Inside Story
Murder, cover-ups and a political conspiracy?
We ask what the murder of a British businessman has revealed about the Chinese political establishment.
Last Modified: 11 Aug 2012 08:22

A British businessman poisoned in a Chinese city. The alleged killer: the wife of a man who was eyeing one of the nine seats at the highest level of political power, the Communist Party politburo. Was this killing connected in any way to political events, and could it, indeed, impact the election of a new generation of Chinese leaders?

The murder charge against the wife of senior Communist Party leader Bo Xilai has shaken China's political establishment as it prepares to elect a new governing politburo.

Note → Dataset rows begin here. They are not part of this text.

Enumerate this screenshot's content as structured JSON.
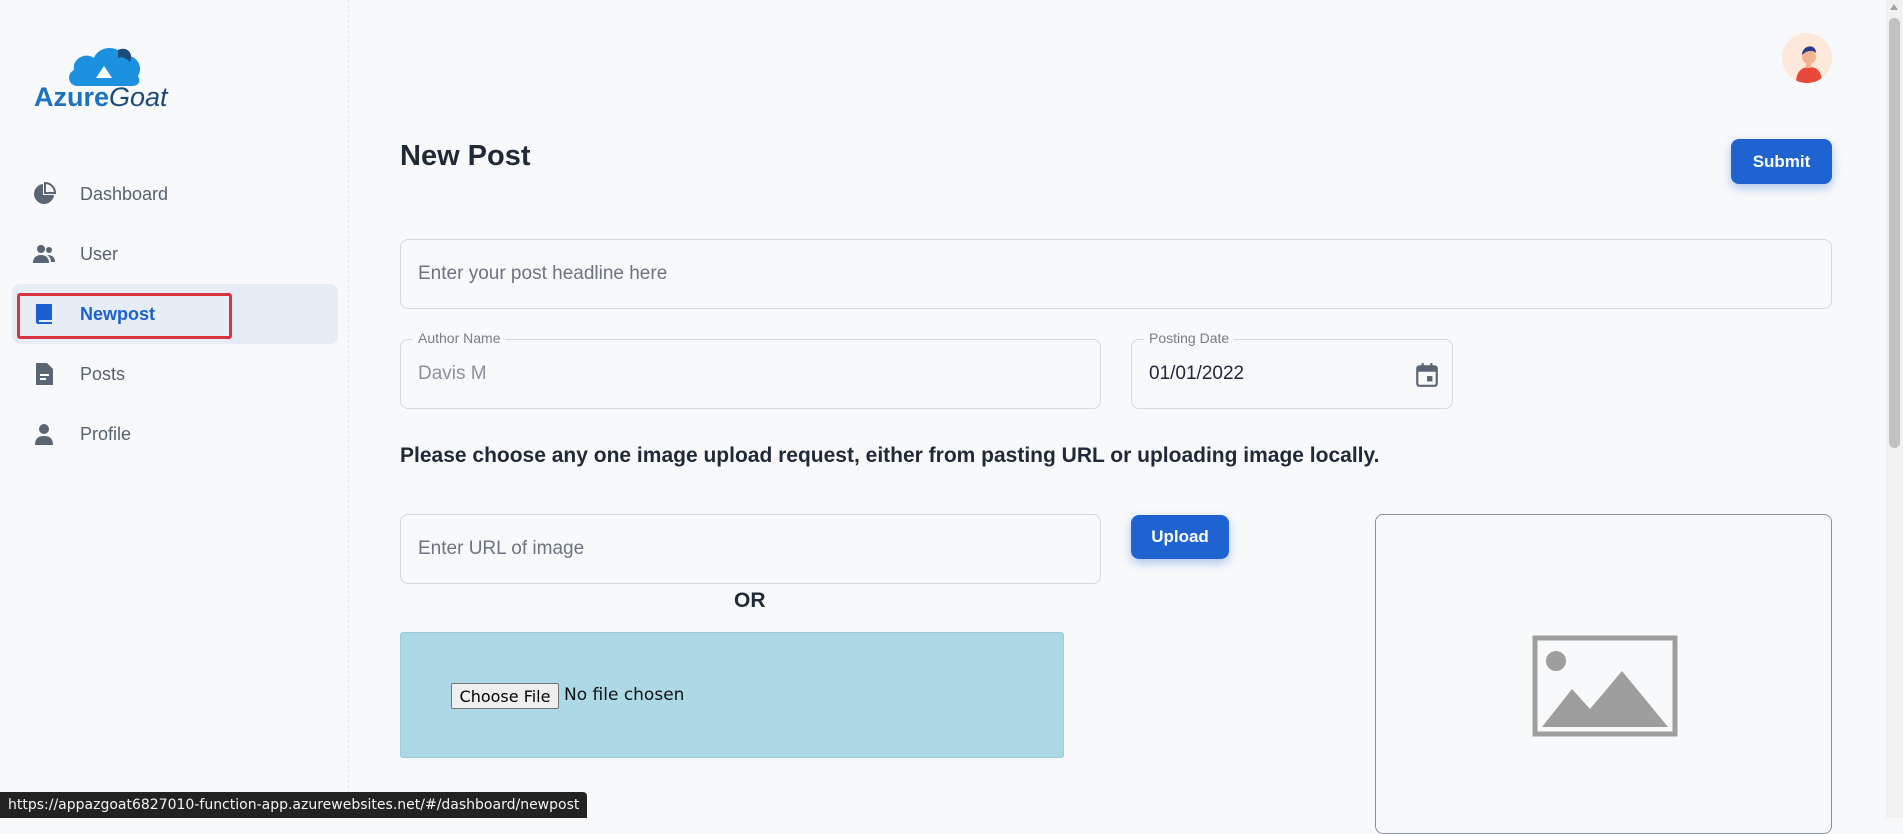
{
  "logo": {
    "part1": "Azure",
    "part2": "Goat"
  },
  "sidebar": {
    "items": [
      {
        "label": "Dashboard",
        "icon": "pie-chart-icon"
      },
      {
        "label": "User",
        "icon": "users-icon"
      },
      {
        "label": "Newpost",
        "icon": "book-icon",
        "active": true
      },
      {
        "label": "Posts",
        "icon": "document-icon"
      },
      {
        "label": "Profile",
        "icon": "person-icon"
      }
    ]
  },
  "main": {
    "title": "New Post",
    "submit_label": "Submit",
    "headline": {
      "placeholder": "Enter your post headline here",
      "value": ""
    },
    "author": {
      "legend": "Author Name",
      "value": "Davis M"
    },
    "posting_date": {
      "legend": "Posting Date",
      "value": "01/01/2022",
      "icon": "calendar-icon"
    },
    "instruction": "Please choose any one image upload request, either from pasting URL or uploading image locally.",
    "url": {
      "placeholder": "Enter URL of image",
      "value": ""
    },
    "upload_label": "Upload",
    "or_text": "OR",
    "file": {
      "button_label": "Choose File",
      "status": "No file chosen"
    },
    "preview_icon": "image-placeholder-icon"
  },
  "status_url": "https://appazgoat6827010-function-app.azurewebsites.net/#/dashboard/newpost",
  "colors": {
    "accent": "#1e63cf",
    "active_bg": "#e7edf7",
    "highlight_outline": "#d9333f",
    "file_area_bg": "#add8e6",
    "page_bg": "#f8f9fb"
  }
}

"It's not really about Gu Kailai. It is really about Bo Xilai .... Bo Xilai is a very able, charismatic, maverick type of figure in the Chinese top leadership, which is very unusual. And he's not just seeking promotion, he is pushing himself forward for promotion ... and clearly his ambition is not just being a member of the standing committee of the politburo. He is ambitious enough to want to be number one. And the heir apparent does not want him to be number one for obvious reasons .... When an opportunity finally came up they used it to oust him."

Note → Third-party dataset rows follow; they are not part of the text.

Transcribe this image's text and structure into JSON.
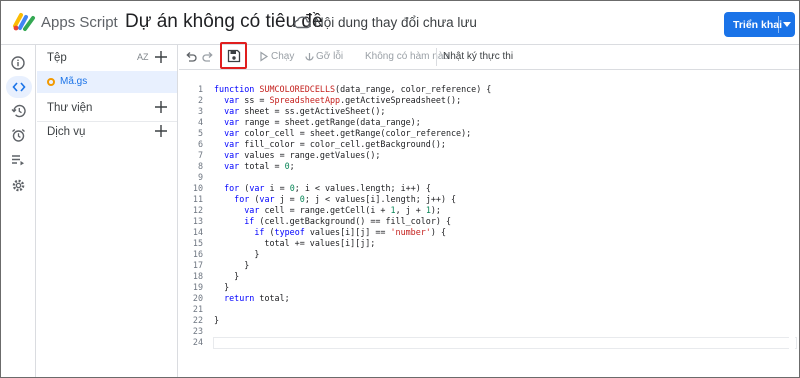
{
  "header": {
    "app_name": "Apps Script",
    "project_title": "Dự án không có tiêu đề",
    "save_status": "Nội dung thay đổi chưa lưu",
    "deploy_label": "Triển khai"
  },
  "rail": {
    "items": [
      {
        "icon": "info-icon"
      },
      {
        "icon": "code-icon",
        "active": true
      },
      {
        "icon": "history-icon"
      },
      {
        "icon": "alarm-icon"
      },
      {
        "icon": "executions-icon"
      },
      {
        "icon": "settings-icon"
      }
    ]
  },
  "files": {
    "header_label": "Tệp",
    "sort_label": "AZ",
    "file_name": "Mã.gs",
    "libraries_label": "Thư viện",
    "services_label": "Dịch vụ"
  },
  "toolbar": {
    "run_label": "Chạy",
    "debug_label": "Gỡ lỗi",
    "function_label": "Không có hàm nào",
    "log_label": "Nhật ký thực thi"
  },
  "editor": {
    "line_numbers": [
      "1",
      "2",
      "3",
      "4",
      "5",
      "6",
      "7",
      "8",
      "9",
      "10",
      "11",
      "12",
      "13",
      "14",
      "15",
      "16",
      "17",
      "18",
      "19",
      "20",
      "21",
      "22",
      "23",
      "24"
    ],
    "lines": [
      "function SUMCOLOREDCELLS(data_range, color_reference) {",
      "  var ss = SpreadsheetApp.getActiveSpreadsheet();",
      "  var sheet = ss.getActiveSheet();",
      "  var range = sheet.getRange(data_range);",
      "  var color_cell = sheet.getRange(color_reference);",
      "  var fill_color = color_cell.getBackground();",
      "  var values = range.getValues();",
      "  var total = 0;",
      "",
      "  for (var i = 0; i < values.length; i++) {",
      "    for (var j = 0; j < values[i].length; j++) {",
      "      var cell = range.getCell(i + 1, j + 1);",
      "      if (cell.getBackground() == fill_color) {",
      "        if (typeof values[i][j] == 'number') {",
      "          total += values[i][j];",
      "        }",
      "      }",
      "    }",
      "  }",
      "  return total;",
      "",
      "}",
      "",
      ""
    ]
  },
  "colors": {
    "accent": "#1a73e8",
    "highlight_box": "#e01e1e",
    "keyword": "#0000ff",
    "function_name": "#c5221f",
    "string": "#c5221f",
    "number": "#098658"
  }
}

- Steve Tsang, the director of the China Policy Institute

The story goes back to November 2011, when the dead body of British businessman Neil Heywood was found in a hotel in Chongqing. The initial cause of death was said to be self-inflicted alcohol poisoning. But there were soon rumours about the possible involvement of his former business partner, Gu Kailai, the wife of Bo Xilai, who was the region's governor at the time.

In February 2012, Chongqing police chief Wang Lijun sought refuge at the US embassy following what appeared to be a fallout with the governor. And, a month later, Bo Xilai was removed from his position as governor.

At the same time, the UK asked China to open a new inquiry into Heywood's death. His former close relationship with both Gu Kailai and her husband was now publicly acknowledged.

On April 10, Bo Xilai's hope of rising to the politburo was finally dashed when his Communist Party leadership was suspended and it was announced that his wife was being investigated in relation to Heywood's death.

Finally, on July 26, Gu Kailai and a family employee were charged with killing Heywood and sent to trial.

Now, the latest targets in the widening scandal are four senior police officers who investigated the death of Heywood and then apparently covered-up his murder. According to prosecutors, they made their decision upon learning that the most likely culprit was Gu Kailai.

They are accused of forging witness statements, hiding evidence and fabricating the story that Heywood died as a result of heavy drinking.

As more people find themselves in court, the Chinese authorities find themselves facing an increasingly difficult balancing act as they attempt to clean up the scandal surrounding Bo Xilai without further damaging the reputation of the Communist Party in which he wielded power.

So far, according to analysts, they are just about maintaining that balance.

So, is this case part of a wider political conspiracy?

Inside Story, with presenter Mike Hanna, discusses with guests: Joseph Cheng, a professor of political science at City University of Hong Kong; Steve Tsang, the director of the China Policy Institute in the UK and a professor of contemporary Chinese studies at the University of Nottingham; and Gordon Chang, a former lawyer and the author of The Coming Collapse of China.


  • He is  son of a famous Communist Party leader
  • He was the governor and Communist Party chief in Chongqing, one of the largest cities in the world with a population of almost 33 million
  • There he led a high-profile campaign against organised crime and was a strong advocate of Maoist political ideas
  • He was, until recently, one of the most powerful figures in the Communist Party and many had predicted that he would rise to the highest office in government
  • But he was also described as ruthless and arrogant, mostly by his political opponents
  • He has not been seen in public since the investigation into him and his wife was announced


Al Jazeera
Topics in this article
Featured on Al Jazeera
Italy struggles to deal with growing flood of migrants willing to risk their lives to reach the nearest European shores.
Israel's Operation Protective Edge is the third major offensive on the Gaza Strip in six years.
Muslims and Arabs in the US say they face discrimination in many areas of life, 13 years after the 9/11 attacks.
At one UN site alone, approximately four children below the age of five are dying each day.
The Khmer Rouge tribunal is set to hear genocide charges for targeting ethnic Vietnamese and Cham Muslims.
'I'm dying anyway, one piece at a time' said Steve Fobister, who suffers from disabilities caused by mercury poisoning.
The world's newest professional sport comes from an unlikely source: video games.
The group's takeover of farms in Qaraqosh, 30km from Mosul, has caused fear among residents, and a jump in food prices.
Protests and online activism in recent months have brought a resurgence of ethnic Oromo nationalism in Ethiopia.
join our mailing list